Your instructions:
Work out how many lines in the data that follows contain "Vacuum". Write nothing but the number.

** Opening Input data block **

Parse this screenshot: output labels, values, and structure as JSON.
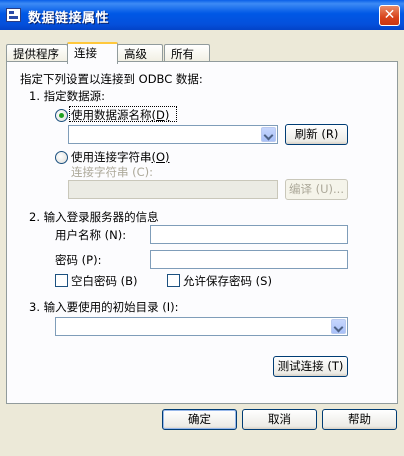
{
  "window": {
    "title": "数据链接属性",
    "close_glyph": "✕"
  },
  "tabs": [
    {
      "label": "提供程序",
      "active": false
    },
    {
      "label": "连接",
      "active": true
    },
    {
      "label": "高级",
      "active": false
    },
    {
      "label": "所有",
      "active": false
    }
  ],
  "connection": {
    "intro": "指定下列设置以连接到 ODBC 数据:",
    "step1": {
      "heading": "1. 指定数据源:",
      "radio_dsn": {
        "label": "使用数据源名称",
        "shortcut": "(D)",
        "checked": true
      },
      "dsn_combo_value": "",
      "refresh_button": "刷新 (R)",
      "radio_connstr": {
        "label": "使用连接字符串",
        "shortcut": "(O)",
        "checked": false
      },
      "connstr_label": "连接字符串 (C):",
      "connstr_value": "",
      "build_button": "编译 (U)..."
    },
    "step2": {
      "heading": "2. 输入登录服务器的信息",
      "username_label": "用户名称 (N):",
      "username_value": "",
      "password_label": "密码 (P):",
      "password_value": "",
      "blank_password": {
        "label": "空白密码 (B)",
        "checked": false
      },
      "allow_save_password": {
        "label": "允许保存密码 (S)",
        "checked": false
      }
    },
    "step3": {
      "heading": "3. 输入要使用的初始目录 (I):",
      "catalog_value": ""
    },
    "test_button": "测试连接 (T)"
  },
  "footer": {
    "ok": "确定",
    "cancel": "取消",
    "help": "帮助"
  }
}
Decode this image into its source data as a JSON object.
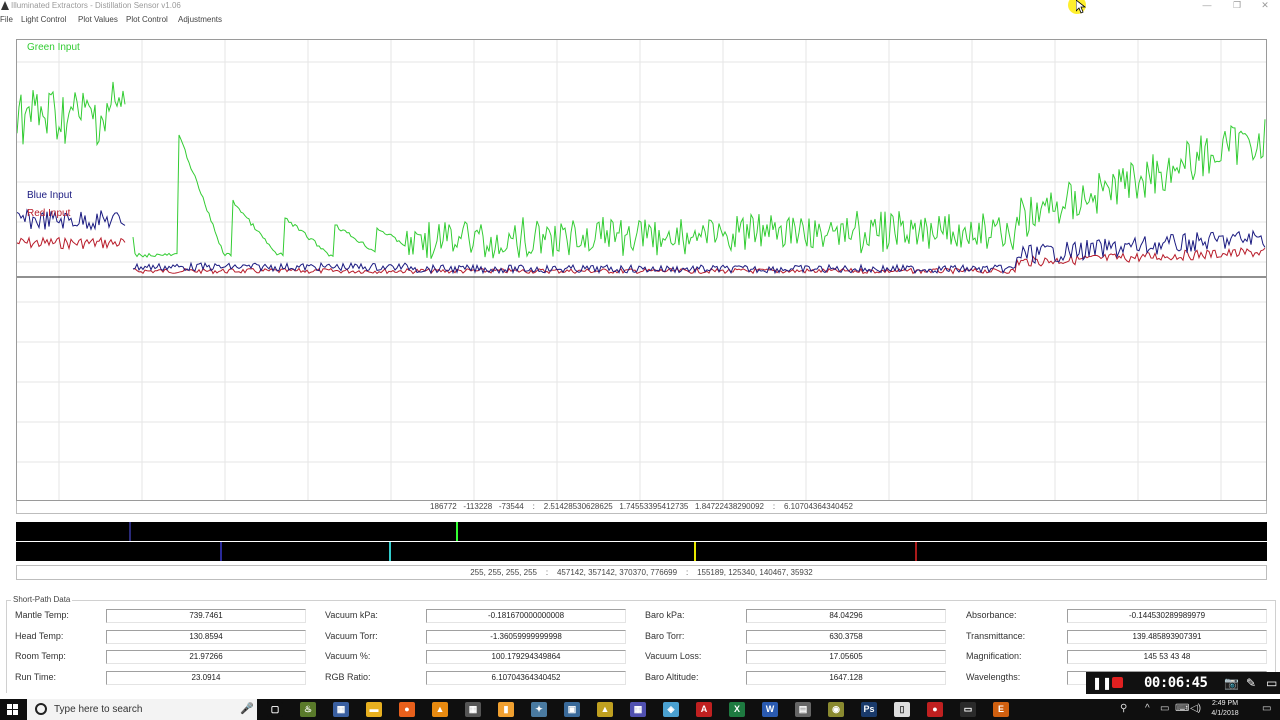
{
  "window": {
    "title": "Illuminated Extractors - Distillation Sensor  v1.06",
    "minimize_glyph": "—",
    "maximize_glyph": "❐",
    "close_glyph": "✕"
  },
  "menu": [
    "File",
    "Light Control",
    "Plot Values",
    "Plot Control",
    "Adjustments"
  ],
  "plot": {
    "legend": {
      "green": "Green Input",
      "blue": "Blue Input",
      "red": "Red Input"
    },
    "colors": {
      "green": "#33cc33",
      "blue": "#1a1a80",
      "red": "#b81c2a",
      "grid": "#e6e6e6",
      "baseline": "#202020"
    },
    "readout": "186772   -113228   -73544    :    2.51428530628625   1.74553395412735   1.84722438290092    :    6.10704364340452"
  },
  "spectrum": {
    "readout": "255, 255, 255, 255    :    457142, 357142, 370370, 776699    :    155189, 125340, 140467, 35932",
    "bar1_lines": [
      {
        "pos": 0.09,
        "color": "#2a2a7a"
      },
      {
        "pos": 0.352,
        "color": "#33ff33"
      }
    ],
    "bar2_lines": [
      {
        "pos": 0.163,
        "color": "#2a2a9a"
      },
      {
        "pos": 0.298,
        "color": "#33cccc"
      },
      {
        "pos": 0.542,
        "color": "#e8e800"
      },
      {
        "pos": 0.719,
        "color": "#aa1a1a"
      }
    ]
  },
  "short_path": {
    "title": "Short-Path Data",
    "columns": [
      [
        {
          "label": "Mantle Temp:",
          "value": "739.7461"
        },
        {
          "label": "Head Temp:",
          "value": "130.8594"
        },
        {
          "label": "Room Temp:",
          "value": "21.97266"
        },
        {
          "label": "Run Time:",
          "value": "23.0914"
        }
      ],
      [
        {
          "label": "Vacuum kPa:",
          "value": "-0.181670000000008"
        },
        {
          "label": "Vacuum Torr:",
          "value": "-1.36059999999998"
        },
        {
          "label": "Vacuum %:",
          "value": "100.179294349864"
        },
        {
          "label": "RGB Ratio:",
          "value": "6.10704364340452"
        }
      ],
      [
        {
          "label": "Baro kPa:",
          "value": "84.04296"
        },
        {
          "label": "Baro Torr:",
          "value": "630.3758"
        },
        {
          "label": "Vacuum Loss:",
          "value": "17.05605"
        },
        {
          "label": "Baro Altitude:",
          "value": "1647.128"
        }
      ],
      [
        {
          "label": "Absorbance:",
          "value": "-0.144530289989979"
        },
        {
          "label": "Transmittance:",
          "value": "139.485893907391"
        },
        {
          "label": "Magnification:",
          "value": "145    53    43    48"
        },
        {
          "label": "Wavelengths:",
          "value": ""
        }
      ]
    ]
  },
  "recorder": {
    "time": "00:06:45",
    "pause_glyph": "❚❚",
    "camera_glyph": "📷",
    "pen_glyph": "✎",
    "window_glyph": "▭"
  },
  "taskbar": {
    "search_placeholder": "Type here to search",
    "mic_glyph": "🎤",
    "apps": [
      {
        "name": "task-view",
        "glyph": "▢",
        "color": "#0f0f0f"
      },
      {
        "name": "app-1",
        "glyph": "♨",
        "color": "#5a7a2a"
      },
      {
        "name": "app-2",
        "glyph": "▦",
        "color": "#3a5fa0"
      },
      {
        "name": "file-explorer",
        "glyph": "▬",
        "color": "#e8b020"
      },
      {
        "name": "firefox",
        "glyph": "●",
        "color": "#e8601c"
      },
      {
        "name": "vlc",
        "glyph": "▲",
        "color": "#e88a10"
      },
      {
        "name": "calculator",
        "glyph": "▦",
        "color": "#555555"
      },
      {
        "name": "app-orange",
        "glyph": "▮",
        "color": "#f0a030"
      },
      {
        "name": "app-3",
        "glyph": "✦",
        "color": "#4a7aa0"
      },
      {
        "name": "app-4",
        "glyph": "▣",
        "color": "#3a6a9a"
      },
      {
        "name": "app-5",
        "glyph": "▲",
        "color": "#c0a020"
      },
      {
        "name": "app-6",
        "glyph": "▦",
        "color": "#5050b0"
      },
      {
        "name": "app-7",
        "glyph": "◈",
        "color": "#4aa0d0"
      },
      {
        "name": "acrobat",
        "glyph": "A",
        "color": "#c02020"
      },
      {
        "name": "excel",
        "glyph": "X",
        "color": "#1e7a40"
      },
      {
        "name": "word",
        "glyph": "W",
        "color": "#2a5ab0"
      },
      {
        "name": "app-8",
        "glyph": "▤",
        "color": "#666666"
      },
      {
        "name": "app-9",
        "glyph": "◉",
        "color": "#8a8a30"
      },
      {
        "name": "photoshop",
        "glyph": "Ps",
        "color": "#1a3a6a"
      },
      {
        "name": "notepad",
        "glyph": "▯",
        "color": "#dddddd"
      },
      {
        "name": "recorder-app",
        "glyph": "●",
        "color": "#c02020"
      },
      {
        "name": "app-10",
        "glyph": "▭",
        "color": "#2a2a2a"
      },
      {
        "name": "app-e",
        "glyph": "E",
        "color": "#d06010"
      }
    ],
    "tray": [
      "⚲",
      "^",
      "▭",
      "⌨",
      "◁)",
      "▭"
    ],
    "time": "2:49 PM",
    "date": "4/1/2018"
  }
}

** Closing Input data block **

Your response:
4